PMR 446 is quoted to have an expected range of about 2 miles in open surroundings. Bearing in mind that PMR 446 is limited to half a watt and small antennas this would seem to be a fair estimate. You should be aware that although these ranges are quite common to achieve, using the radios in built up areas can reduce the range down about quarter of a mile. If you were using them inside a building surrounded by a lot of concrete or metal then this would be highly likely. At 446 MHz the radio signals do seem to penetrate large objects easily and I have been very impressed with the sets even using them house to house which I will talk about shortly.
The first test was performed using one radio in the house and the other outside in my local area that is a mixture of buildings and open space. I managed about one mile and I was very impressed with the quality of the signal strength most of the way round. Audio quality from these little radios is amazing. Very crisp and clear to say the speakers are so small. The volume levels are sufficient for most applications and if you are somewhere noisy you can always try the ‘call’ button on the front of the radio.

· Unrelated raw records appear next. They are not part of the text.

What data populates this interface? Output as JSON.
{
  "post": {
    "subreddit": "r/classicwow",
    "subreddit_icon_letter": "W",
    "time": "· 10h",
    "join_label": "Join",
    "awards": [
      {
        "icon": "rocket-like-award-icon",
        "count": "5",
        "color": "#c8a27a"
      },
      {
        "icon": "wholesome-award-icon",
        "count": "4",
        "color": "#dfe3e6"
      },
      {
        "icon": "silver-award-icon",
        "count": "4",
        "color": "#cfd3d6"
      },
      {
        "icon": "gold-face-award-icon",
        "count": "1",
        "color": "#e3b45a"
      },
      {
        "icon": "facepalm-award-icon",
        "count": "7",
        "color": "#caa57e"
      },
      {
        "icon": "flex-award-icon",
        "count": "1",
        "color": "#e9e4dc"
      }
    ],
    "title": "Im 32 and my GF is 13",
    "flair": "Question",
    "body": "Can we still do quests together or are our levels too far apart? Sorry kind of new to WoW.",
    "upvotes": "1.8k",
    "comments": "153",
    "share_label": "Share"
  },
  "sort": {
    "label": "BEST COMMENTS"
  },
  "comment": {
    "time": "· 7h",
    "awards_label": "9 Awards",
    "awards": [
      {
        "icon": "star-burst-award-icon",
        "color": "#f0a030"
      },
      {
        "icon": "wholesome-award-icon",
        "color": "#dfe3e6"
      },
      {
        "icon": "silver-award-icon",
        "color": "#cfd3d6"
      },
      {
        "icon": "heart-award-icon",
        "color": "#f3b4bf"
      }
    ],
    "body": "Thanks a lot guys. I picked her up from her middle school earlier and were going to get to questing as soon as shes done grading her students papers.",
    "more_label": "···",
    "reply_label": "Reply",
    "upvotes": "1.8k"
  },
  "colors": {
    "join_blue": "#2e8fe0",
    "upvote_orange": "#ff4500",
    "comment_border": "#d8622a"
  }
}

Pressing this makes the other receiving radio ring like a telephone. The ringer level is unfortunately dependent on the level of the volume on the set. I would have preferred this to be at a fixed level regardless of the volume of the speaker because you could miss a call if it was in your pocket but I guess you can’t have everything!
Trying the radios in open space along our local seafront revealed a far greater range than 2 miles with good strong signals. This shows the potential of the band given the right conditions. Living by the coast, I would be very interested to set up two radios several miles down the coast across the water (we live in a bay that curves round). Monitoring the bands in this situation would result in some very long distance contacts. I know this because I have taken a scanner with me up to the cliff tops and heard PMR 446 users more than 5-7 miles away!
The other features worth mentioning include the provision of a speaker-mic socket. Cobra and several other manufacturers make suitable microphones for this radio as it is a standard fitting. This could be of use for those people who would prefer to leave the rig in their pocket whilst in operation.
Another nice touch is the roger beep tone. This can be switched on or off. When in use it helps the other user know when you have finished talking under difficult conditions. It’s actually a dual tone sound lasting for about quarter of a second and gives quite a pleasant sound.
Just above the PTT bar is a small button labeled with an “M”. This is the monitor button (it actually doubles up to activate the backlight). Keeping this button depressed releases the squelch of the radio. This could be handy if you are operating at long range and the squelch doesn’t open because the signal is too weak. You might be able to hear the other user enough to make a contact that normally wouldn’t be possible.
Finally, there is an LCD backlit for operation in the dark provided by two green LEDs. Whilst this works satisfactorily I believe Cobra could have positioned them a little better to get the optimum lighting.
A brilliant PMR 446 radio! Lots of great features, good sound quality, surprising range and build quality. Not cheap at around £80 per radio but if you are serious about short range communications then this could be the one to go for. It’s aimed at both leisure activities and business applications although I can imagine leisure use to be the most obvious purchase for a radio of this type.